For COVID-19 updates, visit the official government website www.sacoronavirus.co.za for free.
At a time when wearing a mask, keeping your physical distance and practising scrupulous hand hygiene is key, you shouldn’t let your guard down just because it’s the holidays. In fact, to ensure you and your family stay safe this summer, it’s worth adding a few more steps to your regular sanitising routine.
The Center for Disease Control and Prevention (CDC) says that travel increases your chances of contracting and / or transmitting coronavirus, so the safest way to protect yourself from falling ill would be to have a staycation. However, if you plan to travel either by air or road to a holiday destination, be aware of the risks and take every effort to minimise your contact with other travellers.
If you are exposed to COVID-19 at a holiday gathering, while travelling, or at any other time, you need to quarantine yourself to protect others. This means staying home for 14 days after your last contact with a person who has COVID-19. If you are already sick, have recently tested positive for the virus or have been exposed to a person with Covid-19 you should delay your travel plans.
Choosing your destination:
Camping in a remote spot with your family is probably one of the safest holidays you can have during the COVID-19 pandemic. Steering clear of crowds, public transport, busy beaches, restaurants, and large public gatherings (such as markets and concerts) means you can practice physical distancing with ease.
While making your travel plans, keep in mind that restrictions can change rapidly depending on local conditions. And be aware that if COVID-19 is spreading at your chosen destination you are more likely to get infected. You also run the risk of transmitting the virus to the people you live with when you return, even if you’re asymptomatic.
Travel to high-risk countries is not allowed and if you choose to fly, be aware that if you test positive for COVID-19 up to 72 hours before departure, you will not be able to board your flight. The good news is aeroplanes have ventilation systems that help to recycle clean air, so the only risk you have is if a passenger sitting close by is positive. Remember, spending time in security queues and waiting at airport terminals will also bring you in close contact with other people and frequently touched surfaces.
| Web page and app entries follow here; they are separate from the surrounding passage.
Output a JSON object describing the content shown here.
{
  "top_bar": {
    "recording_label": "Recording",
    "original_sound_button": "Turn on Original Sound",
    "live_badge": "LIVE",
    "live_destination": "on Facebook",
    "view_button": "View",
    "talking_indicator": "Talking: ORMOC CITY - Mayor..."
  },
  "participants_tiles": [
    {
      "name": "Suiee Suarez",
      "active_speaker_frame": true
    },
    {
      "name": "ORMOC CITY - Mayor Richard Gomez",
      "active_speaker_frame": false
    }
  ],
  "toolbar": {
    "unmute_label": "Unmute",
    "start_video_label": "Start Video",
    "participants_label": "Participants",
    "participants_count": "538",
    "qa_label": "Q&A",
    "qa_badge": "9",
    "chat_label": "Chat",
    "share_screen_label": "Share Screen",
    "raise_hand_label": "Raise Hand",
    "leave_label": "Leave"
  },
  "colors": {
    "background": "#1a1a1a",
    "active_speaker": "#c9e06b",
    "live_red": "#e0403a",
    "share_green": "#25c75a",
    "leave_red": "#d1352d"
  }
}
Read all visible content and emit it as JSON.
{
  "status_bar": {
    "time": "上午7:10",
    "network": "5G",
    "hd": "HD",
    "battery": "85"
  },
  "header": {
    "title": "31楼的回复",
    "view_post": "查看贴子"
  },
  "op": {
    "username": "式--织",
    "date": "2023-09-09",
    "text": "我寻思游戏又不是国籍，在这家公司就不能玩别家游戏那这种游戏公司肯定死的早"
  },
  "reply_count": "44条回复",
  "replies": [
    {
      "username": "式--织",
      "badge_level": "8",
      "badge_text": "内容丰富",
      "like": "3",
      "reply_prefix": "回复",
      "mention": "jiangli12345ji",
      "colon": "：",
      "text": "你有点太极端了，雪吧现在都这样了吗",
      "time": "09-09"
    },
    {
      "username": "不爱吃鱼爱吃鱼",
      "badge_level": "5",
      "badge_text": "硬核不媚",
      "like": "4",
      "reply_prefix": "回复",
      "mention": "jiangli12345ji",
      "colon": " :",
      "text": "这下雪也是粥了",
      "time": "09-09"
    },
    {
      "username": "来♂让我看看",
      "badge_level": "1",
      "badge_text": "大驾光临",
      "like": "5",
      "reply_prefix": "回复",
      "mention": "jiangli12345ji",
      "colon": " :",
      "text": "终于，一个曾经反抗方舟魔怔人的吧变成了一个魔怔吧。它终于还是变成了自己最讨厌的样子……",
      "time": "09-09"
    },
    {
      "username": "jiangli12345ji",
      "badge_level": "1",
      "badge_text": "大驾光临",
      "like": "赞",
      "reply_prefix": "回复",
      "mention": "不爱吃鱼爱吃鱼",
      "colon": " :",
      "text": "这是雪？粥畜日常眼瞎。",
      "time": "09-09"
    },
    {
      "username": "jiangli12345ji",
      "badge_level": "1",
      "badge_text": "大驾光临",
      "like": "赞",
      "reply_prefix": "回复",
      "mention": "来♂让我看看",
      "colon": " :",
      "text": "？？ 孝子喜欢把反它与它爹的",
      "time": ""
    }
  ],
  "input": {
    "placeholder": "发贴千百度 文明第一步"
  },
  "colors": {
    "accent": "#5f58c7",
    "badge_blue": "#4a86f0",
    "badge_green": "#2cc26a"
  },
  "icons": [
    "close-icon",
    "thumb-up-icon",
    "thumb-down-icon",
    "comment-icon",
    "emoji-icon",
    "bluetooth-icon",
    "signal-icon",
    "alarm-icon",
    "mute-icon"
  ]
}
Airlines have implemented strict sanitisation programmes – but you can also do your bit on board. Disinfect all high-touch surfaces such as tray tables, handsets and inflight entertainment screens, and make sure you wear a mask for the full duration of your journey.
If you need to rent a car, ask how the vehicles are disinfected between renters beforehand. Travel with hand sanitiser and regularly wipe down the steering wheel, gear stick, rear-view mirror and window controls.
When getting together with friends and family members, opt for outdoor venues – such as picnic sites and gardens – as often as possible. In poorly ventilated spaces, make sure windows and doors are open whenever feasible to allow air to circulate.
Public gatherings (such as concerts and markets) with safety measures in place – mask wearing, social distancing and handwashing – obviously pose less risk than gatherings where people aren’t practising these preventive measures. Be mindful of alcohol and drugs as using these may affect someone’s judgement negatively and make it less likely that they’ll remember to practice COVID-19 safety measures.
Staying in touch:
Remember to wash or sanitise your hands before using your phone and clean your handset regularly. Make and receive calls using the speaker option where possible to avoid your face from making contact with your phone and never share your earphones with anyone. Keep spare masks on hand at all times.
For the most up-to-date info on the figures surrounding the spread of the virus, please visit our COVID-19 resource portal.